Exercise description. Every record below should be repeated exactly. Omit the pictures.
-*-*-
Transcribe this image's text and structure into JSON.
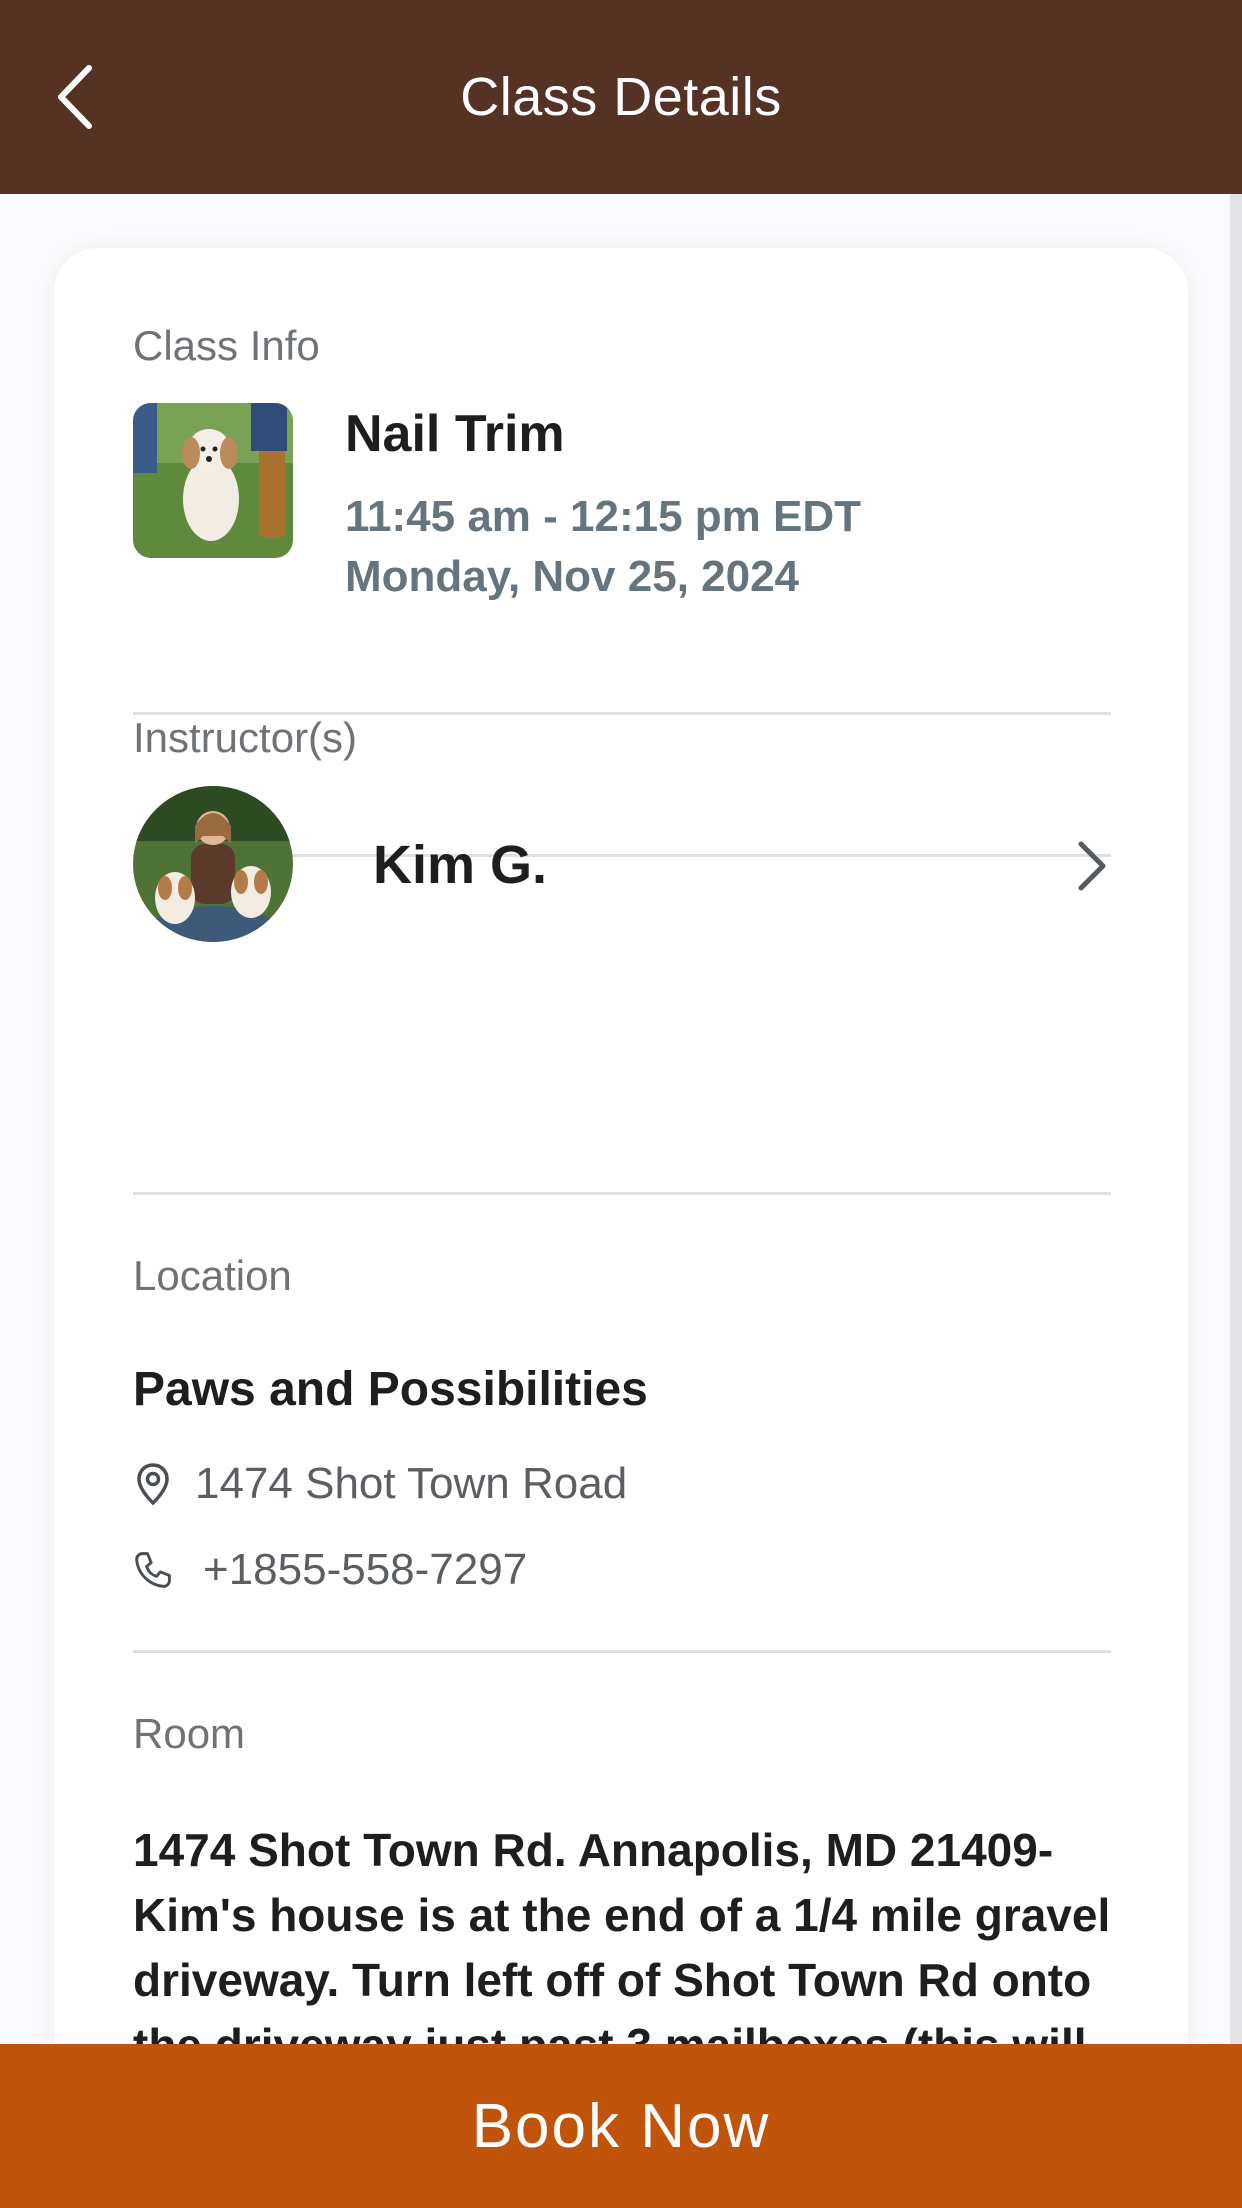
{
  "header": {
    "title": "Class Details"
  },
  "class_info": {
    "section_label": "Class Info",
    "name": "Nail Trim",
    "time": "11:45 am - 12:15 pm EDT",
    "date": "Monday, Nov 25, 2024"
  },
  "instructors": {
    "section_label": "Instructor(s)",
    "name": "Kim G."
  },
  "location": {
    "section_label": "Location",
    "name": "Paws and Possibilities",
    "address": "1474 Shot Town Road",
    "phone": "+1855-558-7297"
  },
  "room": {
    "section_label": "Room",
    "text": "1474 Shot Town Rd. Annapolis, MD 21409- Kim's house is at the end of a 1/4 mile gravel driveway. Turn left off of Shot Town Rd onto the driveway just past 3 mailboxes (this will be after the GPS indicates you have arrived). Follow the gravel road to the end and park by the red"
  },
  "footer": {
    "book_label": "Book Now"
  },
  "colors": {
    "header_bg": "#553224",
    "accent": "#c0540b",
    "muted_text": "#66747e"
  }
}
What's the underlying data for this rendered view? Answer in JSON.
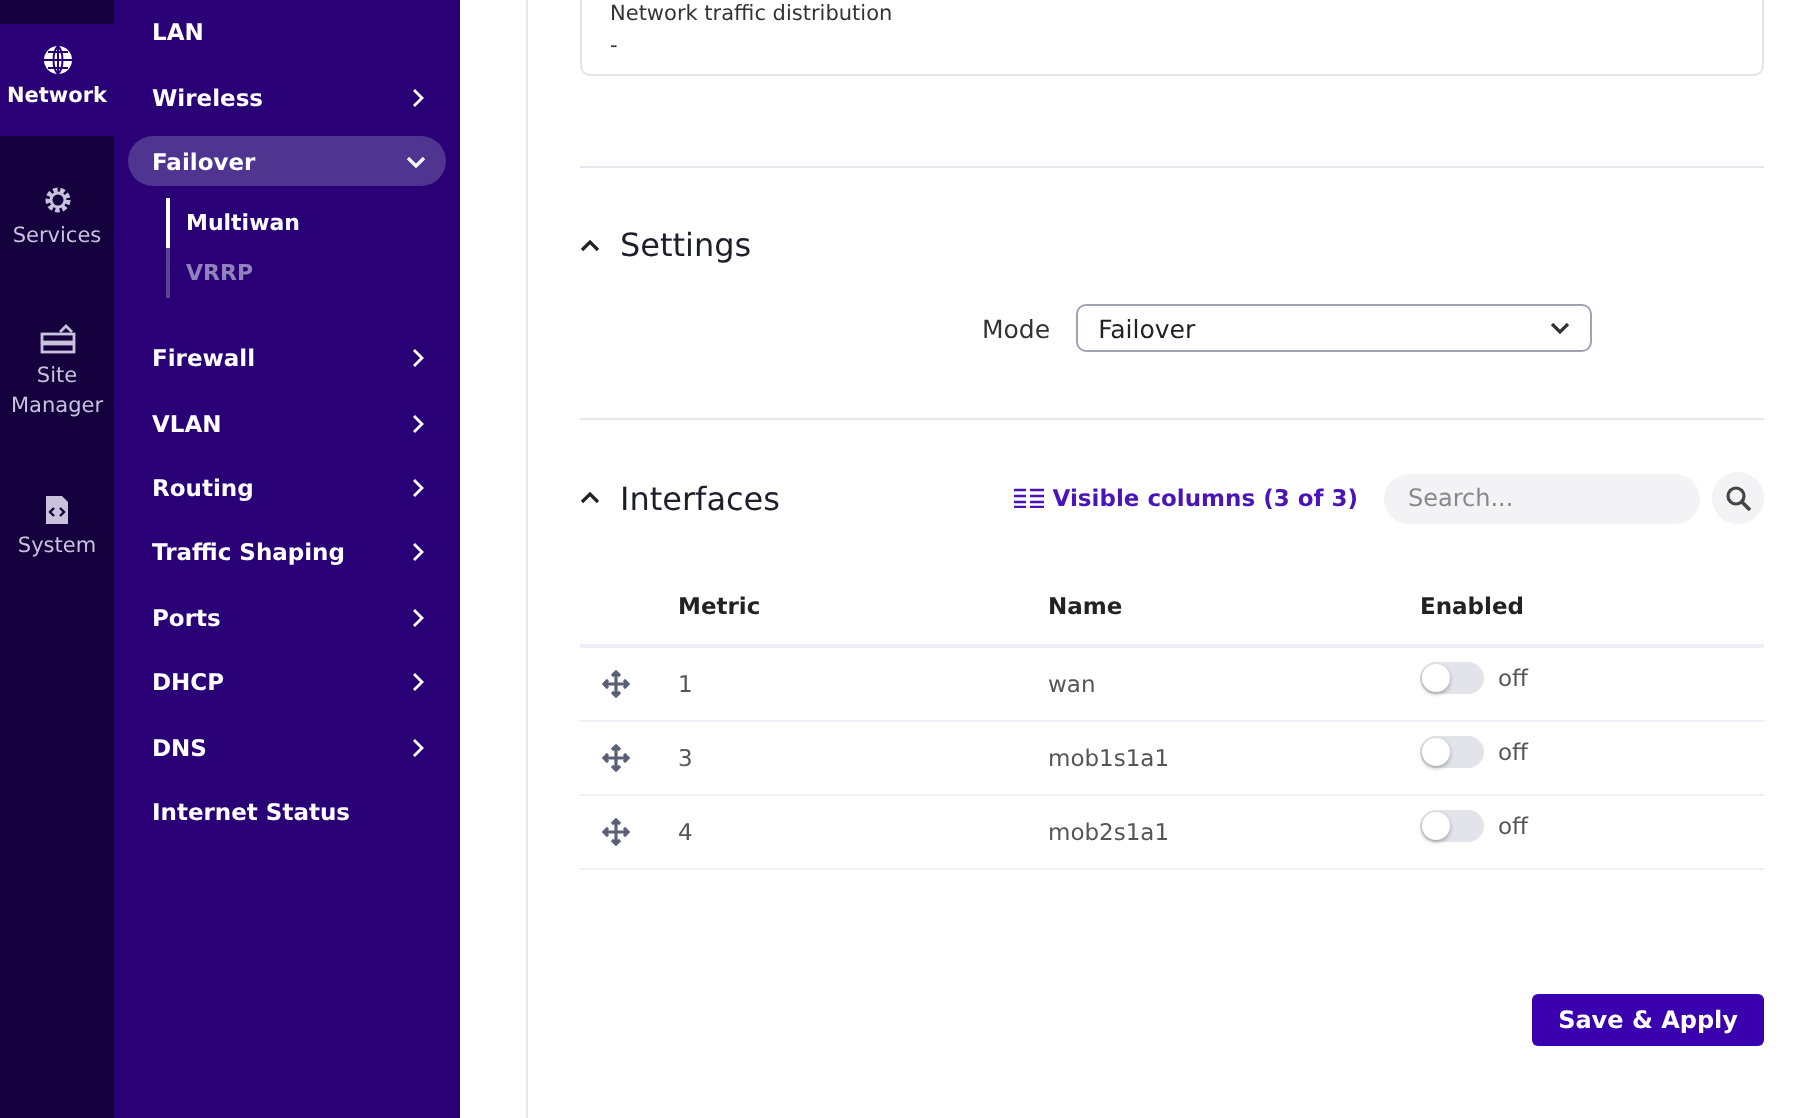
{
  "rail": [
    {
      "label": "Network",
      "kind": "globe",
      "selected": true
    },
    {
      "label": "Services",
      "kind": "gear",
      "selected": false
    },
    {
      "label": "Site Manager",
      "kind": "server",
      "selected": false
    },
    {
      "label": "System",
      "kind": "file",
      "selected": false
    }
  ],
  "nav": [
    {
      "label": "LAN",
      "kind": "link"
    },
    {
      "label": "Wireless",
      "kind": "group",
      "expanded": false
    },
    {
      "label": "Failover",
      "kind": "group",
      "expanded": true,
      "children": [
        {
          "label": "Multiwan",
          "selected": true
        },
        {
          "label": "VRRP",
          "selected": false
        }
      ]
    },
    {
      "label": "Firewall",
      "kind": "group",
      "expanded": false
    },
    {
      "label": "VLAN",
      "kind": "group",
      "expanded": false
    },
    {
      "label": "Routing",
      "kind": "group",
      "expanded": false
    },
    {
      "label": "Traffic Shaping",
      "kind": "group",
      "expanded": false
    },
    {
      "label": "Ports",
      "kind": "group",
      "expanded": false
    },
    {
      "label": "DHCP",
      "kind": "group",
      "expanded": false
    },
    {
      "label": "DNS",
      "kind": "group",
      "expanded": false
    },
    {
      "label": "Internet Status",
      "kind": "link"
    }
  ],
  "info_card": {
    "label": "Network traffic distribution",
    "value": "-"
  },
  "settings": {
    "title": "Settings",
    "expanded": true,
    "mode": {
      "label": "Mode",
      "value": "Failover"
    }
  },
  "interfaces": {
    "title": "Interfaces",
    "expanded": true,
    "visible_columns": "Visible columns (3 of 3)",
    "search": {
      "placeholder": "Search..."
    },
    "columns": [
      "Metric",
      "Name",
      "Enabled"
    ],
    "rows": [
      {
        "metric": "1",
        "name": "wan",
        "enabled": false,
        "state": "off"
      },
      {
        "metric": "3",
        "name": "mob1s1a1",
        "enabled": false,
        "state": "off"
      },
      {
        "metric": "4",
        "name": "mob2s1a1",
        "enabled": false,
        "state": "off"
      }
    ]
  },
  "save_button": "Save & Apply"
}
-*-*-
Solution.
Transcribe this image's text and structure into JSON.
{
  "header": {
    "title": "Class Details"
  },
  "class_info": {
    "section_label": "Class Info",
    "name": "Nail Trim",
    "time": "11:45 am - 12:15 pm EDT",
    "date": "Monday, Nov 25, 2024"
  },
  "instructors": {
    "section_label": "Instructor(s)",
    "name": "Kim G."
  },
  "location": {
    "section_label": "Location",
    "name": "Paws and Possibilities",
    "address": "1474 Shot Town Road",
    "phone": "+1855-558-7297"
  },
  "room": {
    "section_label": "Room",
    "text": "1474 Shot Town Rd. Annapolis, MD 21409- Kim's house is at the end of a 1/4 mile gravel driveway. Turn left off of Shot Town Rd onto the driveway just past 3 mailboxes (this will be after the GPS indicates you have arrived). Follow the gravel road to the end and park by the red"
  },
  "footer": {
    "book_label": "Book Now"
  },
  "colors": {
    "header_bg": "#553224",
    "accent": "#c0540b",
    "muted_text": "#66747e"
  }
}
What's the underlying data for this rendered view? Answer in JSON.
{
  "rail": [
    {
      "label": "Network",
      "kind": "globe",
      "selected": true
    },
    {
      "label": "Services",
      "kind": "gear",
      "selected": false
    },
    {
      "label": "Site Manager",
      "kind": "server",
      "selected": false
    },
    {
      "label": "System",
      "kind": "file",
      "selected": false
    }
  ],
  "nav": [
    {
      "label": "LAN",
      "kind": "link"
    },
    {
      "label": "Wireless",
      "kind": "group",
      "expanded": false
    },
    {
      "label": "Failover",
      "kind": "group",
      "expanded": true,
      "children": [
        {
          "label": "Multiwan",
          "selected": true
        },
        {
          "label": "VRRP",
          "selected": false
        }
      ]
    },
    {
      "label": "Firewall",
      "kind": "group",
      "expanded": false
    },
    {
      "label": "VLAN",
      "kind": "group",
      "expanded": false
    },
    {
      "label": "Routing",
      "kind": "group",
      "expanded": false
    },
    {
      "label": "Traffic Shaping",
      "kind": "group",
      "expanded": false
    },
    {
      "label": "Ports",
      "kind": "group",
      "expanded": false
    },
    {
      "label": "DHCP",
      "kind": "group",
      "expanded": false
    },
    {
      "label": "DNS",
      "kind": "group",
      "expanded": false
    },
    {
      "label": "Internet Status",
      "kind": "link"
    }
  ],
  "info_card": {
    "label": "Network traffic distribution",
    "value": "-"
  },
  "settings": {
    "title": "Settings",
    "expanded": true,
    "mode": {
      "label": "Mode",
      "value": "Failover"
    }
  },
  "interfaces": {
    "title": "Interfaces",
    "expanded": true,
    "visible_columns": "Visible columns (3 of 3)",
    "search": {
      "placeholder": "Search..."
    },
    "columns": [
      "Metric",
      "Name",
      "Enabled"
    ],
    "rows": [
      {
        "metric": "1",
        "name": "wan",
        "enabled": false,
        "state": "off"
      },
      {
        "metric": "3",
        "name": "mob1s1a1",
        "enabled": false,
        "state": "off"
      },
      {
        "metric": "4",
        "name": "mob2s1a1",
        "enabled": false,
        "state": "off"
      }
    ]
  },
  "save_button": "Save & Apply"
}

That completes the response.